On November 4, 2016, the presidents of Bolivia and Peru (link in Spanish), Evo Morales and Pedro Pablo Kuczynski, signed the Joint Declaration of Sucre (link in Spanish) and 13 trade and cooperation agreements to expand bilateral relations between the two countries.

These agreements cover trade, cultural matters, science, technology, and security, among other issues. The most noteworthy agreement was the memorandum of understanding for the construction of the bi-oceanic train that will link the Atlantic and Pacific coasts and run between Peru and Brazil.

Bolivia’s minister of public works, services, and housing, Milton Claros, stated that the document establishes two lines of action: one which is immediate, to develop the port of Ilo through investment and infrastructure; and another medium-term plan, which focuses on the train itself.

Although the train’s precise route has yet to be defined, it is expected to begin at Puerto de Santos, Brazil, then to enter Bolivia via Puerto Suárez. It will go through the towns of Santa Cruz, Montero, and Bulo Bulo before reaching La Paz and crossing into Peru, where it will finish at the port of Ilo.

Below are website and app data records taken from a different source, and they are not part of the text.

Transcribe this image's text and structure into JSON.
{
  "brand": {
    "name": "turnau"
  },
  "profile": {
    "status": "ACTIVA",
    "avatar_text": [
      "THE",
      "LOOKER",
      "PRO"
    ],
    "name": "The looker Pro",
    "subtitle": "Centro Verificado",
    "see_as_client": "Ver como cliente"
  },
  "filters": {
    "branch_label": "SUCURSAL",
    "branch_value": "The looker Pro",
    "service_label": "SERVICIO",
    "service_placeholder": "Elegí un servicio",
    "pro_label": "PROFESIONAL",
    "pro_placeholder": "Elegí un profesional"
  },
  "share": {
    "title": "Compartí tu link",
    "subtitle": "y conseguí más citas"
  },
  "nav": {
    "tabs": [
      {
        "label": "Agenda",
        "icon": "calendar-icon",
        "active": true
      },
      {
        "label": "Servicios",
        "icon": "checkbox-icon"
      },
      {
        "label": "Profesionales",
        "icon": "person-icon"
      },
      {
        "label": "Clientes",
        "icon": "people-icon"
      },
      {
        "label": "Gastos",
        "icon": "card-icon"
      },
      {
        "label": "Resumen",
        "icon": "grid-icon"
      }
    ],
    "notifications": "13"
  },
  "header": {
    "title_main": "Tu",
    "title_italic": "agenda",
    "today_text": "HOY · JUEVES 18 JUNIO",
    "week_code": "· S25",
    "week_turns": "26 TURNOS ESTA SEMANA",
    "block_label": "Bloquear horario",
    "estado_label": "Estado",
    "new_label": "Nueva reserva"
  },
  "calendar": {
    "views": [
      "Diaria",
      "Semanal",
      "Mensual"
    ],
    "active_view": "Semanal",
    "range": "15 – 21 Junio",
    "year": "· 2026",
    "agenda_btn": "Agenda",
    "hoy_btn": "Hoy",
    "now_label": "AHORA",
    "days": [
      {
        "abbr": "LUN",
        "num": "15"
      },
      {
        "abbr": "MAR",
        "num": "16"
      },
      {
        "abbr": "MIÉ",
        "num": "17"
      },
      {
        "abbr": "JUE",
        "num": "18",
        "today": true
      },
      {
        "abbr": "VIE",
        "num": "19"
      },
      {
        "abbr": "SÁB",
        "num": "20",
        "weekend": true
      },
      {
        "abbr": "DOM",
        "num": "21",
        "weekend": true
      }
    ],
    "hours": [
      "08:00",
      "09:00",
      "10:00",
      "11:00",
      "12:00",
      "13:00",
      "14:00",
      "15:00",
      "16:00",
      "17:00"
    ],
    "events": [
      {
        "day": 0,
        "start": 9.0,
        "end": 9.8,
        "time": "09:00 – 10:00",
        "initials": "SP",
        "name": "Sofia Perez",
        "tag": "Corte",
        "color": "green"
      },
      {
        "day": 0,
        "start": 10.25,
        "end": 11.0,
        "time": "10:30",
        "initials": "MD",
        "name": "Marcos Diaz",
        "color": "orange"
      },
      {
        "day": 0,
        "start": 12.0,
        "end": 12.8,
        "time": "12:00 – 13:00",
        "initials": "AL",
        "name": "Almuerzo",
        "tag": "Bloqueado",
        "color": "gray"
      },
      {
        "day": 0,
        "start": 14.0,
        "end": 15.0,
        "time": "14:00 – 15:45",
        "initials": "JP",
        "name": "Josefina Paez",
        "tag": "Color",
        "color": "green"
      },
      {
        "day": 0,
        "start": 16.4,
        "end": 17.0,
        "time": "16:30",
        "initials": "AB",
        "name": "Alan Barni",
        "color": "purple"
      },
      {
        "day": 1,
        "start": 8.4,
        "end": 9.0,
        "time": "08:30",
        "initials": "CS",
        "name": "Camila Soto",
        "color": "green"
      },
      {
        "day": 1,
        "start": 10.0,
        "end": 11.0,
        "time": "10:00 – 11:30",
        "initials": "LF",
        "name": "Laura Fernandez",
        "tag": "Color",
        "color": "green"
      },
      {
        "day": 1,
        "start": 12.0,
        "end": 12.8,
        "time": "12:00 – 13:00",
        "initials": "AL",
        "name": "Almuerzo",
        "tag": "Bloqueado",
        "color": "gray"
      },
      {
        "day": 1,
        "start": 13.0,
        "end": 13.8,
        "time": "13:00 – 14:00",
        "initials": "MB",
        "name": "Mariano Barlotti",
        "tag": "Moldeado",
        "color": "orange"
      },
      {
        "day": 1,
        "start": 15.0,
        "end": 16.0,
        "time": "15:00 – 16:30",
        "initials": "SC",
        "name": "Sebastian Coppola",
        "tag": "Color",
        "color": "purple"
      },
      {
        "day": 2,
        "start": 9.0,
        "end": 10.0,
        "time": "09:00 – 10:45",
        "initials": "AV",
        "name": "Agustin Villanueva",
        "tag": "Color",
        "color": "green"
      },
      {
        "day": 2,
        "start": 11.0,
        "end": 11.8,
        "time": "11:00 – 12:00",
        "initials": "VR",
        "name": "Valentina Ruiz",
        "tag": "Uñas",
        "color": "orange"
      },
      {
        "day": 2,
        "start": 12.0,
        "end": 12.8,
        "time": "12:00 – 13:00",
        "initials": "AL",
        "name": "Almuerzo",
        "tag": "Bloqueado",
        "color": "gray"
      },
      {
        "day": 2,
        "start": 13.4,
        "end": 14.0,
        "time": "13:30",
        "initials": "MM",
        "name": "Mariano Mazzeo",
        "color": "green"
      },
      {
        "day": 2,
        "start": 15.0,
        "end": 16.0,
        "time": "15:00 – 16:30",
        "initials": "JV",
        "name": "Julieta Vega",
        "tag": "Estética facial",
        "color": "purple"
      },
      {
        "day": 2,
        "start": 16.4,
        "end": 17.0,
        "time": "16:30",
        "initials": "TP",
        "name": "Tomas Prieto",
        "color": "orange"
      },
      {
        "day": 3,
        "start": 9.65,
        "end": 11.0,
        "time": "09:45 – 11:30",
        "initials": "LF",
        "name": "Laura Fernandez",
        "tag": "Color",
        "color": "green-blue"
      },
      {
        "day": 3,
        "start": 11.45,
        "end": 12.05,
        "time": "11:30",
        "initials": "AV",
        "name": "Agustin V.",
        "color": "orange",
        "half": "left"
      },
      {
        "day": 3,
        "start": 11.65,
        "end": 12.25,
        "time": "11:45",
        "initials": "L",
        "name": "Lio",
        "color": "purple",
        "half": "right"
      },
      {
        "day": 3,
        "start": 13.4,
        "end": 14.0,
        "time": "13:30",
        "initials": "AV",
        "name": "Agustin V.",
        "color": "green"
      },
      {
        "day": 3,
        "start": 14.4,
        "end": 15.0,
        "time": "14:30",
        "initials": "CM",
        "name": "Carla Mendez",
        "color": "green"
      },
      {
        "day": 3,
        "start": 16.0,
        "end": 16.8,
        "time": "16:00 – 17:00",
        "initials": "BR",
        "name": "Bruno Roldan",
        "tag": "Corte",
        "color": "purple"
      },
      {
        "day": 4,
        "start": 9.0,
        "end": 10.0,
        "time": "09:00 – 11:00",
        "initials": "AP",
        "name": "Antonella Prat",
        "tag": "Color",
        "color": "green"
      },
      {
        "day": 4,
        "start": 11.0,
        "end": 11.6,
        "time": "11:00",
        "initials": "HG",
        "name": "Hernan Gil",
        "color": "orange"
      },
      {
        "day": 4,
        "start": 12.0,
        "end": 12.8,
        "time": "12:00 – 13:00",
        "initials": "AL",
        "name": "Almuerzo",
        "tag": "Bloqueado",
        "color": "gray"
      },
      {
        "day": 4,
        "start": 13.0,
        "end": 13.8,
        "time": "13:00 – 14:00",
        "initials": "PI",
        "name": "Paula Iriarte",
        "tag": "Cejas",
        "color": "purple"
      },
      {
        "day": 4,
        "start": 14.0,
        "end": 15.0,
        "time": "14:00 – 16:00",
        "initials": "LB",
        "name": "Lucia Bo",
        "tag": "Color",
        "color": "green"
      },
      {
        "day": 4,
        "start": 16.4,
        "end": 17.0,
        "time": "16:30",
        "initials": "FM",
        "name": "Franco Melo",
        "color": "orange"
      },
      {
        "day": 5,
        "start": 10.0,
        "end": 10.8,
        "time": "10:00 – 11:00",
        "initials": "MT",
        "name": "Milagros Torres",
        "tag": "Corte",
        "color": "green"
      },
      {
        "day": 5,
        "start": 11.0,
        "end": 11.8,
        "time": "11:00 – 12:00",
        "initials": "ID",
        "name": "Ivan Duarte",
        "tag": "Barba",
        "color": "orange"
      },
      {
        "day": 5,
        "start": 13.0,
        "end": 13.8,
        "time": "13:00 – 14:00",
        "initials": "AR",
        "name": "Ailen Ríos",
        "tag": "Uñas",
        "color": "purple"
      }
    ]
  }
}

President Morales described the project (link in Spanish) as the “Panama Canal for the 21st century,” remarking how Brazilian freight currently takes 67 days to reach China via the Panama Canal, but would be able to do so in just 38 once the bi-oceanic train is operational.